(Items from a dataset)
☆ ☆ ☆ ☆ ☆ ☆ ☆
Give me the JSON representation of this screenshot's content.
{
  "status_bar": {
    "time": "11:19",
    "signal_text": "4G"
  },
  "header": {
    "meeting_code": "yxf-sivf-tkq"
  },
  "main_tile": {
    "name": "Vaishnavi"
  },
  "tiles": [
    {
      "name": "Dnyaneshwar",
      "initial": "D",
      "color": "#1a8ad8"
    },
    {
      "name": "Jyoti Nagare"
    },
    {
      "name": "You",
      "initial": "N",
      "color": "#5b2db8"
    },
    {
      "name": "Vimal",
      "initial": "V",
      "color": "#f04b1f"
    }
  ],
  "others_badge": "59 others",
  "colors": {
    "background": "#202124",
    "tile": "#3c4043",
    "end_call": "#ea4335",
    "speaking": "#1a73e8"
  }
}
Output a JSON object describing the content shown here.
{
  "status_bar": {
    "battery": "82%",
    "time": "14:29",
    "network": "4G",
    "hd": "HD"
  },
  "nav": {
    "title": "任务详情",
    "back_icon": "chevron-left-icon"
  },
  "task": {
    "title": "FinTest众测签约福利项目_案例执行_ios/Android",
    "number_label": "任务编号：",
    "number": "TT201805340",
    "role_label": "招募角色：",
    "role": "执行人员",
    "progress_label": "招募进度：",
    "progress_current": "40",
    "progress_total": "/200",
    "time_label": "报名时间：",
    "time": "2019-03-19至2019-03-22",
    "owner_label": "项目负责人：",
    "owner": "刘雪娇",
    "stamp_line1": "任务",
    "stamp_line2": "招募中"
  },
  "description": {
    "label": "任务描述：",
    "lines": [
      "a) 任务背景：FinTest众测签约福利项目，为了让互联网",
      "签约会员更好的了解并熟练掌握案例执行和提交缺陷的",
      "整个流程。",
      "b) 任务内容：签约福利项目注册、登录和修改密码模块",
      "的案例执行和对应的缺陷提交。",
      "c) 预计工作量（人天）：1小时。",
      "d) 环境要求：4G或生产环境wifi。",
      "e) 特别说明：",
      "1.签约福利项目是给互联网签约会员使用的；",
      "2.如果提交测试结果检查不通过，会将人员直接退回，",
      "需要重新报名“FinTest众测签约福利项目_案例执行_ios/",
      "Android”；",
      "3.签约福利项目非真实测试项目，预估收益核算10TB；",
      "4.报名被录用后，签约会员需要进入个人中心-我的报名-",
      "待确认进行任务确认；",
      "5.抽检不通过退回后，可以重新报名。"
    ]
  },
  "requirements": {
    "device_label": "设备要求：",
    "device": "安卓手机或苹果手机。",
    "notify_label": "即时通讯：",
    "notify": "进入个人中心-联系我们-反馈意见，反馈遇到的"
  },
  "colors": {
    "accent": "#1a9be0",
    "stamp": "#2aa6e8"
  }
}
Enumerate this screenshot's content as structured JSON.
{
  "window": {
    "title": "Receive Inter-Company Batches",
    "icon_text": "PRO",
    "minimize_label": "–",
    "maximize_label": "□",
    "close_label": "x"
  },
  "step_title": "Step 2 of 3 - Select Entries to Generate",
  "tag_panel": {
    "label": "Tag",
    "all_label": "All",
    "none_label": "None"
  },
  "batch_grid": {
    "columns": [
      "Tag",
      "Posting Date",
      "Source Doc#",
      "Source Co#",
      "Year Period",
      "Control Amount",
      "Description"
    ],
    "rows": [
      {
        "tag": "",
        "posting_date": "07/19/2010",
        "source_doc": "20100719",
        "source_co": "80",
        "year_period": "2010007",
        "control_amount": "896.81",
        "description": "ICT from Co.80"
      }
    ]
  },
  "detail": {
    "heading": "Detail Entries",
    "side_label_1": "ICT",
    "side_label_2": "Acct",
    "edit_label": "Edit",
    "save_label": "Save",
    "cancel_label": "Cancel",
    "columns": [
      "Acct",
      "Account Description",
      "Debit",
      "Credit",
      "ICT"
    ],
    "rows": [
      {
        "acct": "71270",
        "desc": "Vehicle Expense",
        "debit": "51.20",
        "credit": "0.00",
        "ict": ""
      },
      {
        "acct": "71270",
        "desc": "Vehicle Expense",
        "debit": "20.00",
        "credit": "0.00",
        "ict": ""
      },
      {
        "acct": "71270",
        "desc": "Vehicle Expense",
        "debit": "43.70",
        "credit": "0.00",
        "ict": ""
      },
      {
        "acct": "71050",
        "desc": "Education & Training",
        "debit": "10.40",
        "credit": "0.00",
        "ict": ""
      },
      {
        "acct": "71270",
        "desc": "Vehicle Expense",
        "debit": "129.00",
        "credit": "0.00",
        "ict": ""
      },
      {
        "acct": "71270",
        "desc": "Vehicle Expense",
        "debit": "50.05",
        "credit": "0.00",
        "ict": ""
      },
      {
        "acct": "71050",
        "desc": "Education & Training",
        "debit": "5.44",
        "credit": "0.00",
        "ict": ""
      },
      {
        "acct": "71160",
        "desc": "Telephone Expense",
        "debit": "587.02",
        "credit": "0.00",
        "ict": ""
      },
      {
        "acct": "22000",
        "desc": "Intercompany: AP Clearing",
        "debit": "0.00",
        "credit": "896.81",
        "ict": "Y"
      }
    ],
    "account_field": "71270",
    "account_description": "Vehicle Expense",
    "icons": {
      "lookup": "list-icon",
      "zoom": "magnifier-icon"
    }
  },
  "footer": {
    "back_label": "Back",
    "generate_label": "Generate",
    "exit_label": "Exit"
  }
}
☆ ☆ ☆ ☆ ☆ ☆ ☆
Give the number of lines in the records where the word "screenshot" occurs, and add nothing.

# Solution for this exercise
2